Yoga Teacher Training is well under way, and my book collection is steadily growing. I’m so excited to have finally started yoga teacher training. The majority of our training comes from the Joy Yoga University manual, but these books are my best friends for the five months of yoga teacher training. I have tons of other books on yoga to dig into and share, but these are the core books for me to really focus on for now. I respond well to learning from books.
Teaching Yoga: Essential Foundations & Techniques
By Mark Stephens
Teaching Yoga feels like the primary textbook for our yoga teacher training. There’s a chapter that I read in relation to each training theme. The book starts with brief history of asanas, before moving into subtle energy concepts (prana, bandhis, chakras, doshas, etc) and an overview of anatomy.
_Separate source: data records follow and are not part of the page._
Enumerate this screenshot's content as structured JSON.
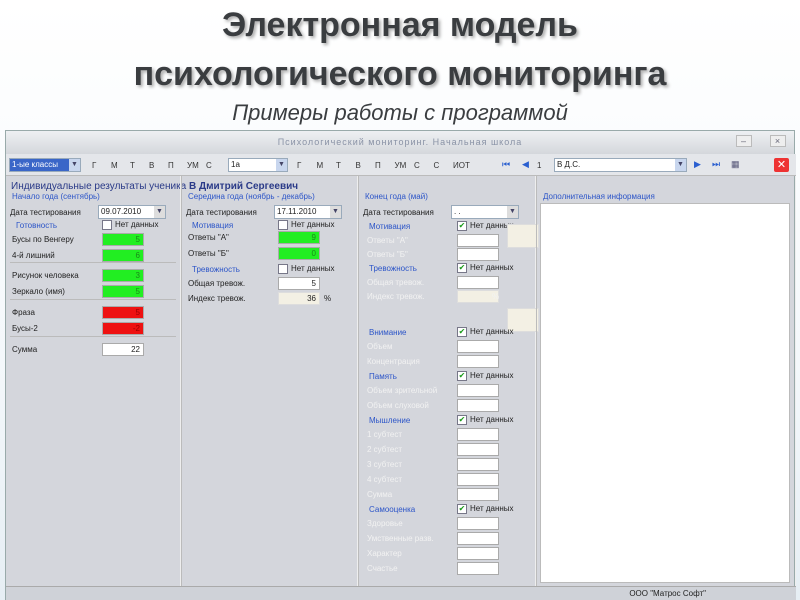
{
  "slide": {
    "title1": "Электронная модель",
    "title2": "психологического мониторинга",
    "subtitle": "Примеры работы с программой"
  },
  "window": {
    "title": "Психологический мониторинг. Начальная школа",
    "minimize": "–",
    "close": "×",
    "status": "ООО \"Матрос Софт\""
  },
  "toolbar": {
    "class_group": "1-ые классы",
    "group_tabs": [
      "Г",
      "М",
      "Т",
      "В",
      "П",
      "УМ",
      "С"
    ],
    "class": "1а",
    "class_tabs": [
      "Г",
      "М",
      "Т",
      "В",
      "П",
      "УМ",
      "С",
      "С",
      "ИОТ"
    ],
    "record_no": "1",
    "student": "В Д.С."
  },
  "header": {
    "prefix": "Индивидуальные результаты ученика",
    "student_name": "В Дмитрий Сергеевич"
  },
  "col1": {
    "title": "Начало года (сентябрь)",
    "date_label": "Дата тестирования",
    "date": "09.07.2010",
    "section": "Готовность",
    "no_data": "Нет данных",
    "rows": [
      {
        "label": "Бусы по Венгеру",
        "value": "5",
        "color": "green"
      },
      {
        "label": "4-й лишний",
        "value": "6",
        "color": "green"
      },
      {
        "label": "Рисунок человека",
        "value": "3",
        "color": "green"
      },
      {
        "label": "Зеркало (имя)",
        "value": "5",
        "color": "green"
      },
      {
        "label": "Фраза",
        "value": "5",
        "color": "red"
      },
      {
        "label": "Бусы-2",
        "value": "-2",
        "color": "red"
      },
      {
        "label": "Сумма",
        "value": "22",
        "color": "white"
      }
    ]
  },
  "col2": {
    "title": "Середина года (ноябрь - декабрь)",
    "date_label": "Дата тестирования",
    "date": "17.11.2010",
    "motivation": "Мотивация",
    "anxiety": "Тревожность",
    "no_data": "Нет данных",
    "motivation_rows": [
      {
        "label": "Ответы \"А\"",
        "value": "9"
      },
      {
        "label": "Ответы \"Б\"",
        "value": "0"
      }
    ],
    "anxiety_rows": [
      {
        "label": "Общая тревож.",
        "value": "5"
      },
      {
        "label": "Индекс тревож.",
        "value": "36"
      }
    ],
    "percent": "%"
  },
  "col3": {
    "title": "Конец года (май)",
    "date_label": "Дата тестирования",
    "date": ". .",
    "no_data": "Нет данных",
    "percent": "%",
    "sections": [
      {
        "name": "Мотивация",
        "rows": [
          "Ответы \"А\"",
          "Ответы \"Б\""
        ]
      },
      {
        "name": "Тревожность",
        "rows": [
          "Общая тревож.",
          "Индекс тревож."
        ]
      },
      {
        "name": "Внимание",
        "rows": [
          "Объем",
          "Концентрация"
        ]
      },
      {
        "name": "Память",
        "rows": [
          "Объем зрительной",
          "Объем слуховой"
        ]
      },
      {
        "name": "Мышление",
        "rows": [
          "1 субтест",
          "2 субтест",
          "3 субтест",
          "4 субтест",
          "Сумма"
        ]
      },
      {
        "name": "Самооценка",
        "rows": [
          "Здоровье",
          "Умственные разв.",
          "Характер",
          "Счастье"
        ]
      }
    ]
  },
  "col4": {
    "title": "Дополнительная информация",
    "notes": ""
  }
}
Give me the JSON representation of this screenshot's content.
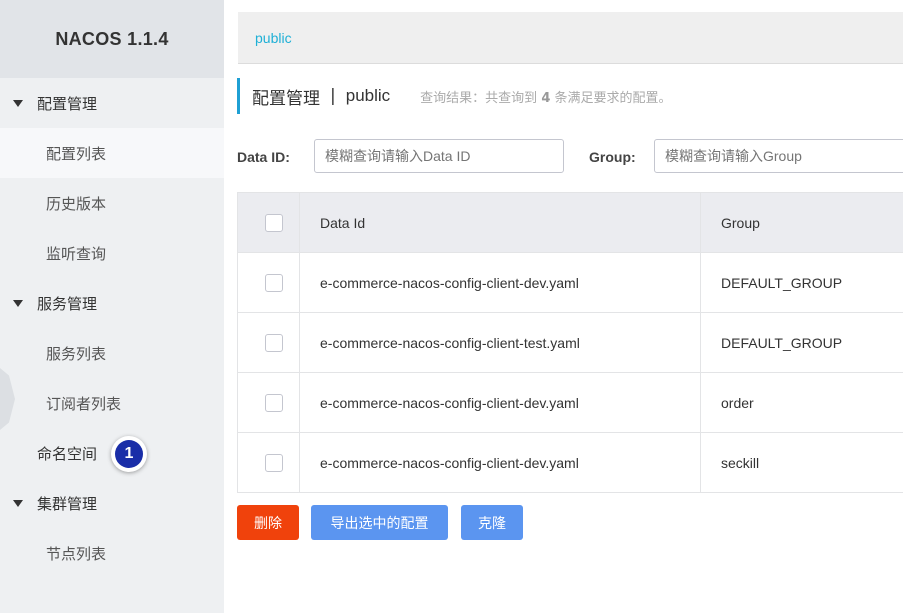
{
  "app": {
    "title": "NACOS 1.1.4"
  },
  "sidebar": {
    "groups": [
      {
        "label": "配置管理",
        "items": [
          "配置列表",
          "历史版本",
          "监听查询"
        ]
      },
      {
        "label": "服务管理",
        "items": [
          "服务列表",
          "订阅者列表"
        ]
      },
      {
        "label": "命名空间"
      },
      {
        "label": "集群管理",
        "items": [
          "节点列表"
        ]
      }
    ],
    "badge": "1"
  },
  "namespace_bar": {
    "current": "public"
  },
  "page": {
    "title": "配置管理",
    "separator": "|",
    "namespace": "public",
    "hint_prefix": "查询结果：共查询到",
    "hint_count": "4",
    "hint_suffix": "条满足要求的配置。"
  },
  "search": {
    "data_id_label": "Data ID:",
    "data_id_placeholder": "模糊查询请输入Data ID",
    "group_label": "Group:",
    "group_placeholder": "模糊查询请输入Group"
  },
  "table": {
    "headers": {
      "data_id": "Data Id",
      "group": "Group"
    },
    "rows": [
      {
        "data_id": "e-commerce-nacos-config-client-dev.yaml",
        "group": "DEFAULT_GROUP"
      },
      {
        "data_id": "e-commerce-nacos-config-client-test.yaml",
        "group": "DEFAULT_GROUP"
      },
      {
        "data_id": "e-commerce-nacos-config-client-dev.yaml",
        "group": "order"
      },
      {
        "data_id": "e-commerce-nacos-config-client-dev.yaml",
        "group": "seckill"
      }
    ]
  },
  "actions": {
    "delete": "删除",
    "export": "导出选中的配置",
    "clone": "克隆"
  },
  "colors": {
    "accent": "#1fb0d6",
    "danger": "#f0420c",
    "primary": "#5b95f0",
    "badge": "#1a2ea8"
  }
}
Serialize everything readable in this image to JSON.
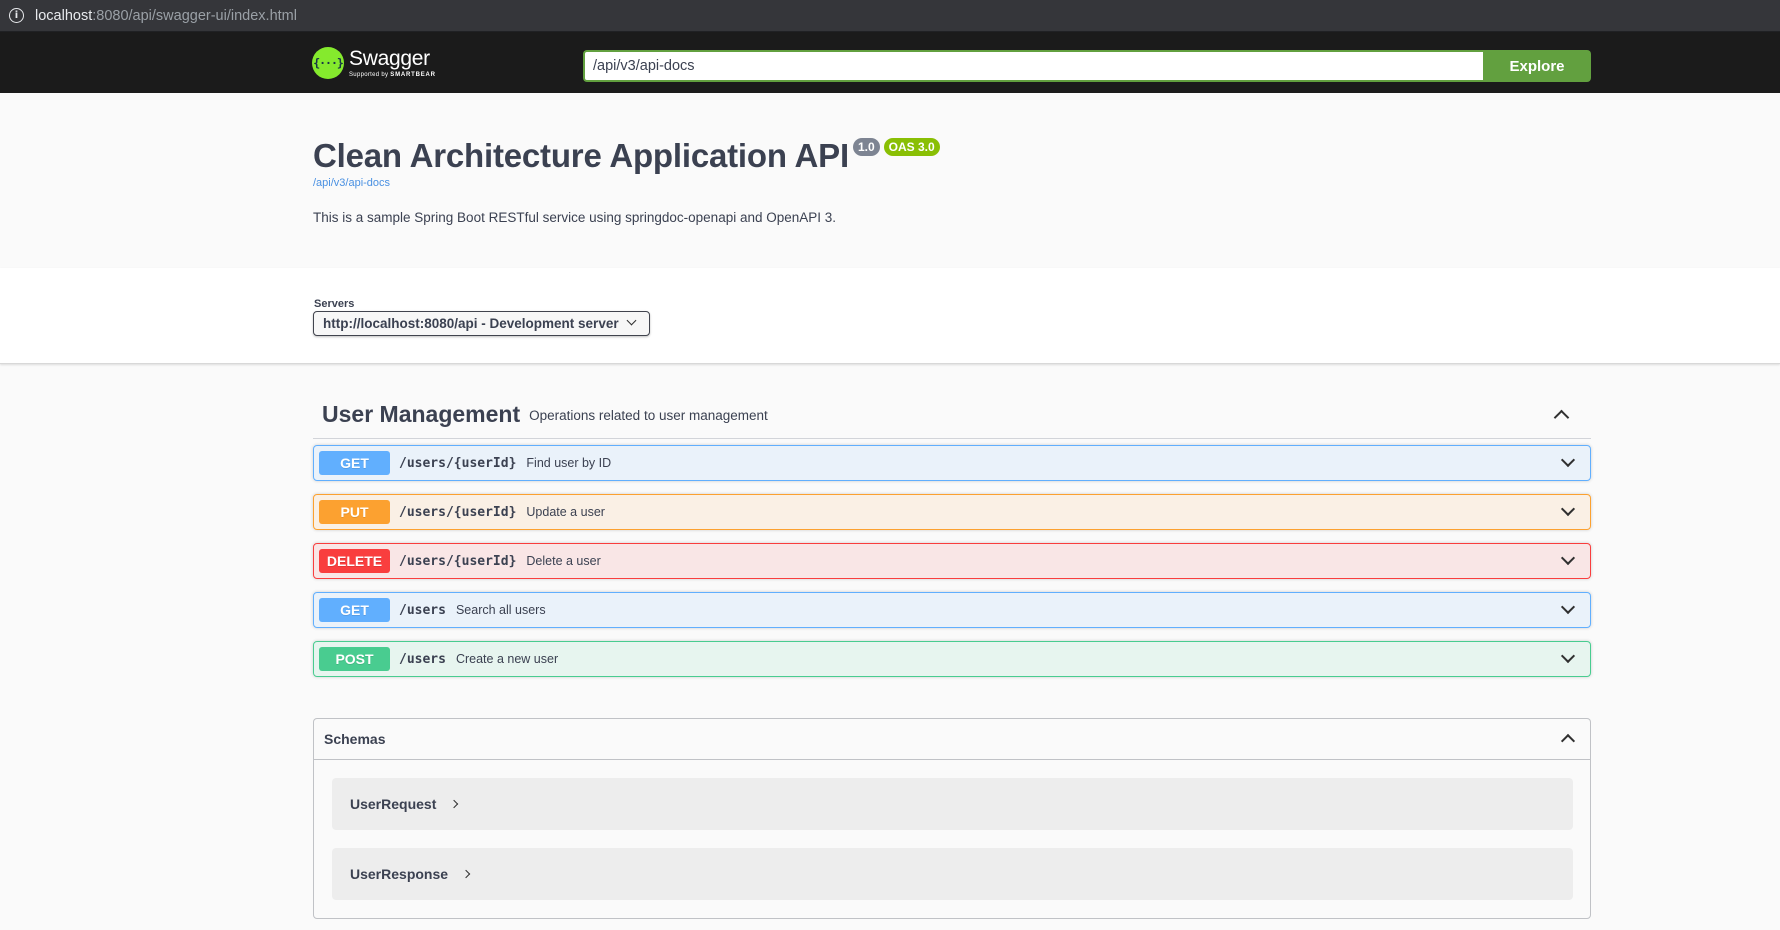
{
  "browser": {
    "url_host": "localhost",
    "url_rest": ":8080/api/swagger-ui/index.html"
  },
  "topbar": {
    "logo_mark": "{···}",
    "logo_name": "Swagger",
    "logo_sub_prefix": "Supported by ",
    "logo_sub_brand": "SMARTBEAR",
    "spec_url": "/api/v3/api-docs",
    "explore_label": "Explore"
  },
  "info": {
    "title": "Clean Architecture Application API",
    "version_badge": "1.0",
    "oas_badge": "OAS 3.0",
    "spec_link": "/api/v3/api-docs",
    "description": "This is a sample Spring Boot RESTful service using springdoc-openapi and OpenAPI 3."
  },
  "servers": {
    "label": "Servers",
    "selected": "http://localhost:8080/api - Development server"
  },
  "tag": {
    "name": "User Management",
    "description": "Operations related to user management"
  },
  "operations": [
    {
      "method": "GET",
      "path": "/users/{userId}",
      "summary": "Find user by ID"
    },
    {
      "method": "PUT",
      "path": "/users/{userId}",
      "summary": "Update a user"
    },
    {
      "method": "DELETE",
      "path": "/users/{userId}",
      "summary": "Delete a user"
    },
    {
      "method": "GET",
      "path": "/users",
      "summary": "Search all users"
    },
    {
      "method": "POST",
      "path": "/users",
      "summary": "Create a new user"
    }
  ],
  "schemas": {
    "title": "Schemas",
    "models": [
      "UserRequest",
      "UserResponse"
    ]
  },
  "colors": {
    "get": "#61affe",
    "put": "#fca130",
    "delete": "#f93e3e",
    "post": "#49cc90",
    "explore": "#62a03f",
    "topbar": "#1b1b1b"
  }
}
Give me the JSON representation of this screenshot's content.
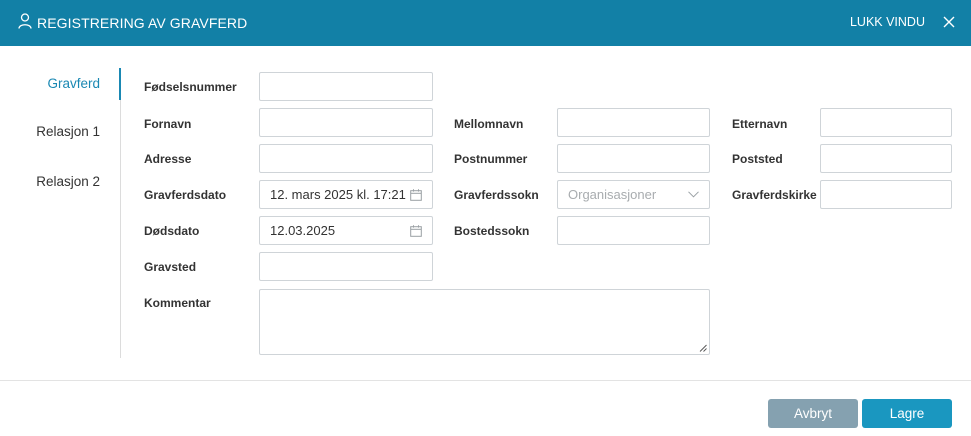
{
  "header": {
    "title": "REGISTRERING AV GRAVFERD",
    "close_label": "LUKK VINDU",
    "colors": {
      "bar": "#1280a6"
    }
  },
  "nav": {
    "items": [
      {
        "label": "Gravferd",
        "active": true
      },
      {
        "label": "Relasjon 1",
        "active": false
      },
      {
        "label": "Relasjon 2",
        "active": false
      }
    ]
  },
  "form": {
    "fodselsnummer": {
      "label": "Fødselsnummer",
      "value": ""
    },
    "fornavn": {
      "label": "Fornavn",
      "value": ""
    },
    "mellomnavn": {
      "label": "Mellomnavn",
      "value": ""
    },
    "etternavn": {
      "label": "Etternavn",
      "value": ""
    },
    "adresse": {
      "label": "Adresse",
      "value": ""
    },
    "postnummer": {
      "label": "Postnummer",
      "value": ""
    },
    "poststed": {
      "label": "Poststed",
      "value": ""
    },
    "gravferdsdato": {
      "label": "Gravferdsdato",
      "value": "12. mars 2025 kl. 17:21"
    },
    "gravferdssokn": {
      "label": "Gravferdssokn",
      "placeholder": "Organisasjoner"
    },
    "gravferdskirke": {
      "label": "Gravferdskirke",
      "value": ""
    },
    "dodsdato": {
      "label": "Dødsdato",
      "value": "12.03.2025"
    },
    "bostedssokn": {
      "label": "Bostedssokn",
      "value": ""
    },
    "gravsted": {
      "label": "Gravsted",
      "value": ""
    },
    "kommentar": {
      "label": "Kommentar",
      "value": ""
    }
  },
  "footer": {
    "cancel_label": "Avbryt",
    "save_label": "Lagre",
    "colors": {
      "cancel": "#85a1b0",
      "save": "#1a97c0"
    }
  },
  "icons": [
    "user-icon",
    "close-icon",
    "calendar-icon",
    "chevron-down-icon",
    "resize-handle-icon"
  ]
}
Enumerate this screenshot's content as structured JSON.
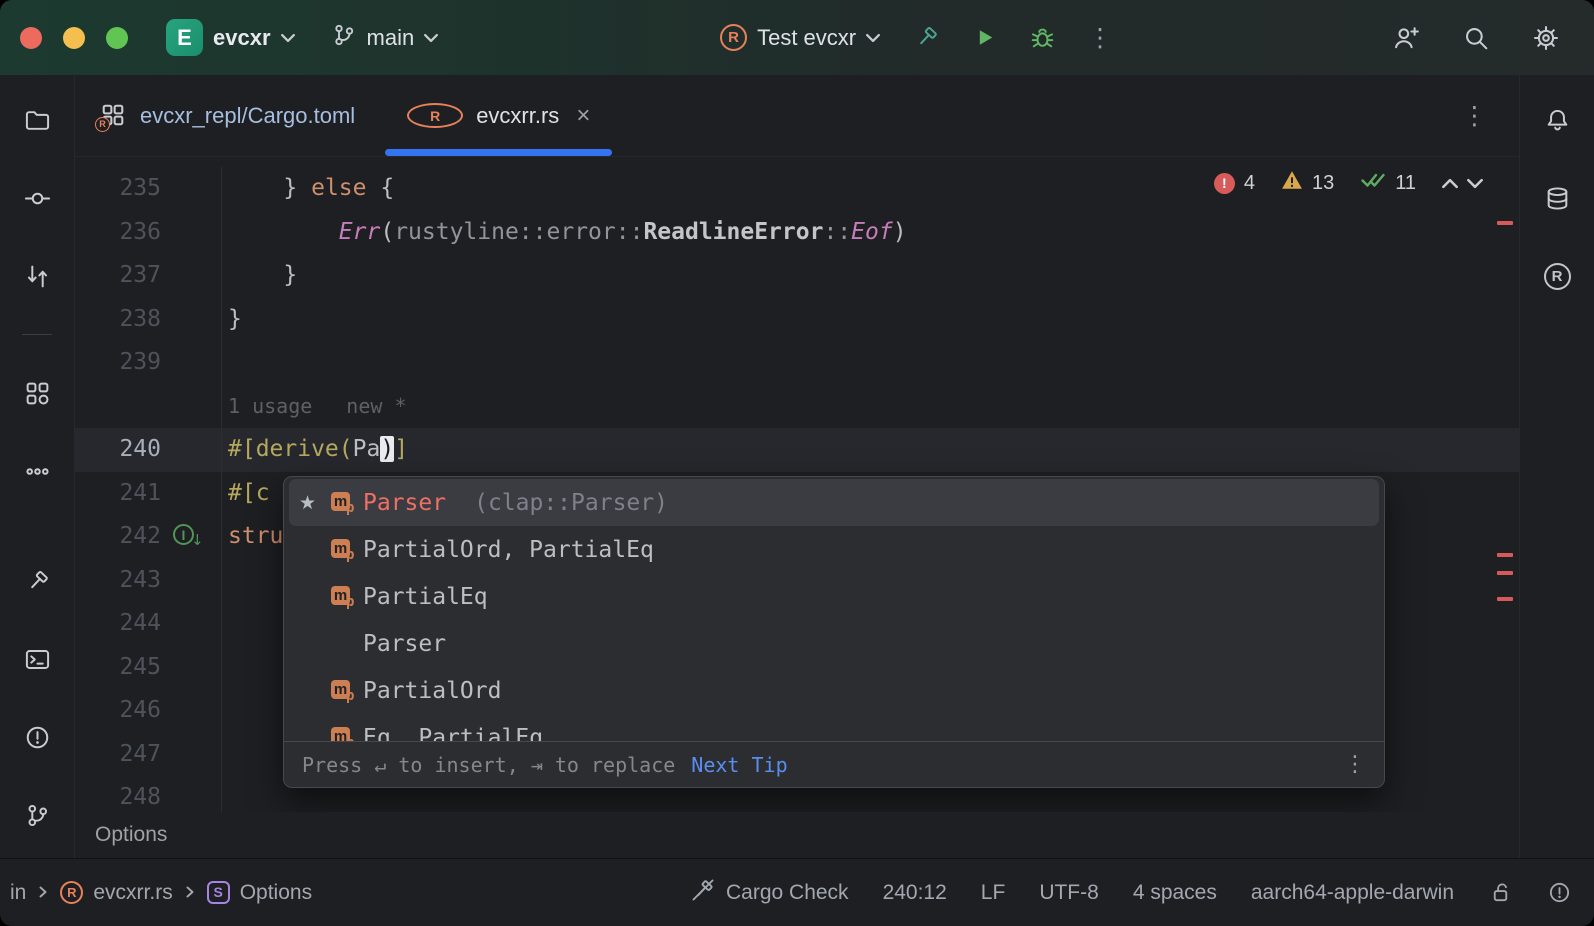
{
  "colors": {
    "accent": "#3574f0",
    "rust_orange": "#e8815a",
    "error_red": "#d85b5b",
    "warning_yellow": "#d9a84c",
    "ok_green": "#5fad65"
  },
  "icons": {
    "star": "★",
    "kebab": "⋮",
    "close": "×",
    "rust_letter": "R",
    "struct_letter": "S",
    "error_bang": "!",
    "impl_letter": "I",
    "impl_arrow": "↓",
    "macro_letter": "m",
    "macro_sub": "p"
  },
  "titlebar": {
    "project_badge": "E",
    "project_name": "evcxr",
    "branch_name": "main",
    "run_config": "Test evcxr"
  },
  "tabbar": {
    "tabs": [
      {
        "label": "evcxr_repl/Cargo.toml",
        "active": false
      },
      {
        "label": "evcxrr.rs",
        "active": true
      }
    ]
  },
  "inspections": {
    "errors": "4",
    "warnings": "13",
    "passed": "11"
  },
  "editor": {
    "lines": [
      {
        "n": "235",
        "segs": [
          {
            "t": "    } "
          },
          {
            "t": "else",
            "c": "kw"
          },
          {
            "t": " {"
          }
        ]
      },
      {
        "n": "236",
        "segs": [
          {
            "t": "        "
          },
          {
            "t": "Err",
            "c": "enm"
          },
          {
            "t": "("
          },
          {
            "t": "rustyline::error::",
            "c": "path"
          },
          {
            "t": "ReadlineError",
            "c": "typ"
          },
          {
            "t": "::",
            "c": "path"
          },
          {
            "t": "Eof",
            "c": "enm"
          },
          {
            "t": ")"
          }
        ]
      },
      {
        "n": "237",
        "segs": [
          {
            "t": "    }"
          }
        ]
      },
      {
        "n": "238",
        "segs": [
          {
            "t": "}"
          }
        ]
      },
      {
        "n": "239",
        "segs": []
      },
      {
        "hint": true,
        "hints": [
          "1 usage",
          "new *"
        ]
      },
      {
        "n": "240",
        "current": true,
        "segs": [
          {
            "t": "#[derive(",
            "c": "attr"
          },
          {
            "t": "Pa"
          },
          {
            "t": ")",
            "c": "caret"
          },
          {
            "t": "]",
            "c": "attr"
          }
        ]
      },
      {
        "n": "241",
        "segs": [
          {
            "t": "#[c",
            "c": "attr"
          }
        ]
      },
      {
        "n": "242",
        "gutter_icon": "implementation",
        "segs": [
          {
            "t": "stru",
            "c": "kw"
          }
        ]
      },
      {
        "n": "243",
        "segs": []
      },
      {
        "n": "244",
        "segs": []
      },
      {
        "n": "245",
        "segs": []
      },
      {
        "n": "246",
        "segs": []
      },
      {
        "n": "247",
        "segs": []
      },
      {
        "n": "248",
        "segs": []
      }
    ]
  },
  "completion": {
    "items": [
      {
        "label": "Parser",
        "detail": "(clap::Parser)",
        "icon": "macro",
        "starred": true,
        "selected": true,
        "highlight": true
      },
      {
        "label": "PartialOrd, PartialEq",
        "icon": "macro"
      },
      {
        "label": "PartialEq",
        "icon": "macro"
      },
      {
        "label": "Parser",
        "icon": "none"
      },
      {
        "label": "PartialOrd",
        "icon": "macro"
      },
      {
        "label": "Eq, PartialEq",
        "icon": "macro"
      }
    ],
    "footer": {
      "hint": "Press ↵ to insert, ⇥ to replace",
      "action": "Next Tip"
    }
  },
  "breadcrumbs": {
    "current": "Options"
  },
  "statusbar": {
    "crumb_module": "in",
    "crumb_file": "evcxrr.rs",
    "crumb_symbol": "Options",
    "cargo_check": "Cargo Check",
    "caret_position": "240:12",
    "line_ending": "LF",
    "encoding": "UTF-8",
    "indent": "4 spaces",
    "target": "aarch64-apple-darwin"
  }
}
Then on to the physical yoga practice for studio setup, teaching asanas, pranayama, meditation, and specialized teaching (prenatal, beginners). The techniques and tools for teaching yoga is one of the chapters that I keep rereading. It is full of useful cues to help students move through asanas. The sequencing and planning chapter is helpful, but it felt like too much of an overview to me so I bought Stephens’ full book on sequencing.
Mark Stephens has written two other fantastic companions to this book, Yoga Sequencing and Yoga Adjustments. I bought both of these books, and use them (or at least attempt to) to intelligently develop creative yoga sequences and reference yoga adjustment techniques.
Staying Healthy With the Seasons
By Elson M. Haas, M.D.
Staying Healthy With the Seasons integrates Eastern and Western medical practices to make physical, nutritional, and mental recommendations to balance your health in each season and seasonal transition. Each season has colors, organs, goals, elements, nutrition, emotions, and behaviors associated with it. The book has some fantastic charts covering meridians and organ themes for each season.
I started reading this book with skepticism. I’m a Westerner who is used to Western medicine and science. But, the more I read, the more I like this book. If nothing else, it’s a great way to systematically draw awareness to different areas of your body, habits, etc, and address them in cycles. As you cycle through the seasons year after year, paying specific attention to your health and cycles, you will grow. To me, the way Eastern medicine draws parallels and harmonies between time and the physical makes sense. I’m all in. There are a few recommendations that I’m not quite sold on – for example, seasonal enemas are not on my to do list. Other than that, I love it.
By Leslie Kaminoff
This best-selling anatomy guide for yoga has a fascinating chapter on spinal alignment that has more detail than I have seen elsewhere. I found this book to be thorough and easy to read through. Its primary use for me has been as a reference in the poses – to look up names, muscle engagement, and cues between each pose. The illustrations and diagrams are top notch. You can see the muscles that are engaged in every pose.
Light On Yoga
By B. K. S. Iyengar
Light on Yoga is often referred to as the Bible of modern yoga, and one of the books that you are most likely to find on a yogini’s bookshelf. Iyengar Yoga is a very popular form of Hatha Yoga developed by B. K. S. Iyengar, who studied under Krishnamacharya along with Patabhi Jois and T. K. V. Desikachar (Sidenote – Desikachar wrote one of my favorite yoga books, The Heart of Yoga: Developing a Personal Practice, which integrates the mental and the physical aspects of yoga very well),This book is awesomely thorough. You will find more of a variety of poses in this book than in the Leslie Kaminoff or Mark Stevens book. However, the alignment in many of these poses is not what is recommended for Westerners. Since we sit in chairs all day, most Westerners have lower back issues. We benefit from softening our knees in folds, so we can emphasize hinging at the hips. Iyengar’s book recommends locking out the knees during a fold, which brings the tension to the back.
The Yoga Sutras of Patanjali
By Swami Satchidananda
The Yoga Sutras of Patanjali are one of the oldest texts on yoga – likely about 2,000 years old. In Sanskrit, sutra means “thread”, and yoga means “union” or “yoke”. The yoga sutras are phrases or aphorisms describing right action according to the eight-limbed path of ashtanga yoga. The book itself actually only references asana, the physical practice, a handful of times. The rest of the sutras address the intellectual and behavioral side of yoga.
I love this book, so much. It’s good to read through it once, and then pick it up from time to time and randomly flip to a page to find a sutra to focus on for the day.
My practice has grown so much on the mental and intellectual side since being exposed to all of this information through yoga teacher training. It used to be a very physical power practice, and now I find myself dividing time more evenly between books and asana.